*** Task inputs Section Begins ***

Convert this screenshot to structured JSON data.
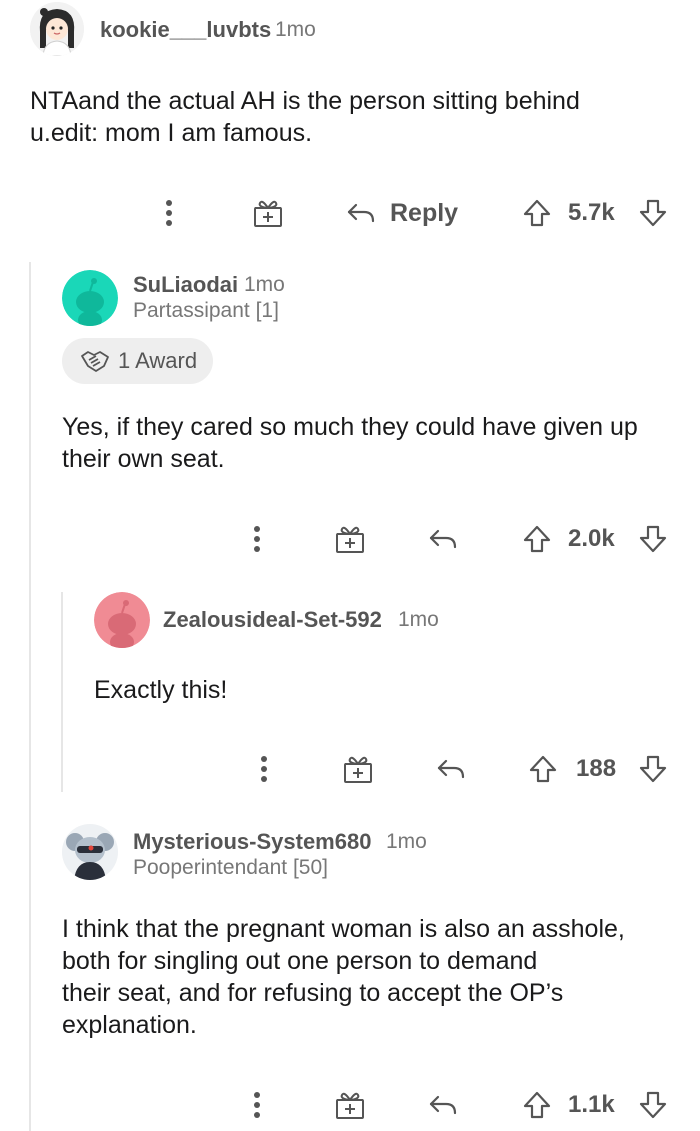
{
  "comments": [
    {
      "author": "kookie___luvbts",
      "age": "1mo",
      "body_lines": [
        "NTAand the actual AH is the person sitting behind",
        "u.edit: mom I am famous."
      ],
      "reply_label": "Reply",
      "score": "5.7k",
      "avatar_icon": "girl-avatar-icon"
    },
    {
      "author": "SuLiaodai",
      "age": "1mo",
      "flair": "Partassipant [1]",
      "award_label": "1 Award",
      "body_lines": [
        "Yes, if they cared so much they could have given up",
        "their own seat."
      ],
      "score": "2.0k",
      "avatar_color": "#1ad7b8"
    },
    {
      "author": "Zealousideal-Set-592",
      "age": "1mo",
      "body_lines": [
        "Exactly this!"
      ],
      "score": "188",
      "avatar_color": "#f08b94"
    },
    {
      "author": "Mysterious-System680",
      "age": "1mo",
      "flair": "Pooperintendant [50]",
      "body_lines": [
        "I think that the pregnant woman is also an asshole,",
        "both for singling out one person to demand",
        "their seat, and for refusing to accept the OP’s",
        "explanation."
      ],
      "score": "1.1k",
      "avatar_icon": "koala-avatar-icon"
    }
  ]
}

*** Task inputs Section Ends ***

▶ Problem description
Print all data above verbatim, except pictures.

▶ Answer to this exercise
Convert this screenshot to structured JSON data.
{
  "comments": [
    {
      "author": "kookie___luvbts",
      "age": "1mo",
      "body_lines": [
        "NTAand the actual AH is the person sitting behind",
        "u.edit: mom I am famous."
      ],
      "reply_label": "Reply",
      "score": "5.7k",
      "avatar_icon": "girl-avatar-icon"
    },
    {
      "author": "SuLiaodai",
      "age": "1mo",
      "flair": "Partassipant [1]",
      "award_label": "1 Award",
      "body_lines": [
        "Yes, if they cared so much they could have given up",
        "their own seat."
      ],
      "score": "2.0k",
      "avatar_color": "#1ad7b8"
    },
    {
      "author": "Zealousideal-Set-592",
      "age": "1mo",
      "body_lines": [
        "Exactly this!"
      ],
      "score": "188",
      "avatar_color": "#f08b94"
    },
    {
      "author": "Mysterious-System680",
      "age": "1mo",
      "flair": "Pooperintendant [50]",
      "body_lines": [
        "I think that the pregnant woman is also an asshole,",
        "both for singling out one person to demand",
        "their seat, and for refusing to accept the OP’s",
        "explanation."
      ],
      "score": "1.1k",
      "avatar_icon": "koala-avatar-icon"
    }
  ]
}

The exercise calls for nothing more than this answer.